Just before John Brennan ended his term as director of the CIA in 2017, his agency issued a new set of guidelines under Executive Order (EO) 12333, the general charter that governs the intelligence community. Entitled “Central Intelligence Agency Intelligence Activities: Procedures Approved by the Attorney General Pursuant to Executive Order 12333,” the guidelines received little attention.
It’s been known since 2012 that a Baltimore-based company called Cyber Point had a contract with the United Arab Emirates (UAE) to assist its newly-established signals intelligence agency (then called the National Electronic Security Authority) with “advice on cyberdefense and policy,” as Ellen Nakashima reported at the time for the Washington Post.
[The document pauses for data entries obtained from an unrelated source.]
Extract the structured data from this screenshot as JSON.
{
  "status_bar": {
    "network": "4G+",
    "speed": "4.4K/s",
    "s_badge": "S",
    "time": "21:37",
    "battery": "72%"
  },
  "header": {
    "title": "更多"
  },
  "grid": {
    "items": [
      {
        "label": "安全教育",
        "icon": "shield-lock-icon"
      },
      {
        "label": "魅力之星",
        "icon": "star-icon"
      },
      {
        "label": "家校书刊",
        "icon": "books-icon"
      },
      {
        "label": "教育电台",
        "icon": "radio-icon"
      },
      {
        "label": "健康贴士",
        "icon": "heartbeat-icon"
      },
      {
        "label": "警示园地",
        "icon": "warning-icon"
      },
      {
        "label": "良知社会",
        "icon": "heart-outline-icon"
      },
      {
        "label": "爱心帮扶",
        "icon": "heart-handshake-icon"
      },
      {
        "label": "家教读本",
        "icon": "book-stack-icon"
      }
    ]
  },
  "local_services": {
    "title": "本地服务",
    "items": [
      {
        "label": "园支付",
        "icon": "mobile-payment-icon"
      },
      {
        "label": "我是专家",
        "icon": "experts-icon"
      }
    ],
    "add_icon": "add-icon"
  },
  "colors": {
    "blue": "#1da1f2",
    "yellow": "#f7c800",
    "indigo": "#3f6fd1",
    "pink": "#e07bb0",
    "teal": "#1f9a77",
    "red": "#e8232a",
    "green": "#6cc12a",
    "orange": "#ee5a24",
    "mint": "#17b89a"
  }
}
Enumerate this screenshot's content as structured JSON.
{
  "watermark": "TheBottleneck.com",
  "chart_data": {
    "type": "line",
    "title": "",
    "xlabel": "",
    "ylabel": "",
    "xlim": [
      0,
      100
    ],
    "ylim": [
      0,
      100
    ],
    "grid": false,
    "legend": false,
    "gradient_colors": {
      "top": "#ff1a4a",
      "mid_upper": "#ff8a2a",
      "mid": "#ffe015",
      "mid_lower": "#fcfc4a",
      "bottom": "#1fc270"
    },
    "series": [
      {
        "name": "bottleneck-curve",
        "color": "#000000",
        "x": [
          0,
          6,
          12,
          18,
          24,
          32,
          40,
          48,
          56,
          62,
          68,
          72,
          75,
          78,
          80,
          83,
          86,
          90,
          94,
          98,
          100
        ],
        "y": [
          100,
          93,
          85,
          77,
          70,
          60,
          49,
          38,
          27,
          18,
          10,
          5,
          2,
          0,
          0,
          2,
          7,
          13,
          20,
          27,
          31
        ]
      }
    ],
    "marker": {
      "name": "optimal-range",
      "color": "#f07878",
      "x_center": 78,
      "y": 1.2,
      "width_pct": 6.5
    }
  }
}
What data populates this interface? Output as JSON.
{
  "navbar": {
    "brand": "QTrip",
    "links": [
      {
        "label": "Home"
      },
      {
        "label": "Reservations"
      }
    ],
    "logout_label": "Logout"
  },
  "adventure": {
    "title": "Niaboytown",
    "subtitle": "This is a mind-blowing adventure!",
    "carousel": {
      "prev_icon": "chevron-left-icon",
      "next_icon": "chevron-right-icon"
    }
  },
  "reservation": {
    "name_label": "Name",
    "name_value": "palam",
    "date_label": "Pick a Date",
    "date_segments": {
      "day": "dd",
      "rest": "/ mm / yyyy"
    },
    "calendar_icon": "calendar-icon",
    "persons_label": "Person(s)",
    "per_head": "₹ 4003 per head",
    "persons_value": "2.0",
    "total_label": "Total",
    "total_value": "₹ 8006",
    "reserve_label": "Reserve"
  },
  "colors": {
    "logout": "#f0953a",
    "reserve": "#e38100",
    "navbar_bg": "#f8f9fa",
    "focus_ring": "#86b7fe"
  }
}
U.S. Cyber Command (CYBERCOM) is the U.S. armed forces command charged with offensive and defensive cyber operations. Since 2010, it has coexisted with NSA as two organizations under one director. It is simultaneously embedded within U.S. Strategic Command (STRATCOM), a functional (i.e., non-geographic) command with broader responsibility for detecting and deterring strategic attacks against the United States. Both arrangements are likely coming to an end in the near future.
The House Judiciary Committee will hold a hearing today starting at 10am on the renewal of Section 702 of the Foreign Intelligence Surveillance Act. Earlier in 2016, Lawfare, in conjunction with the Hoover Institution’s National Security Working Group, produced a number of papers on the subject. Lawfare readers may be interested in reviewing them in connection with today’s hearing:
On February 8th, six months after his arrest for stealing classified information, a federal grand jury in the District of Maryland indicted former NSA contractor Harold Thomas Martin III, 52, according to the Justice Department’s press release.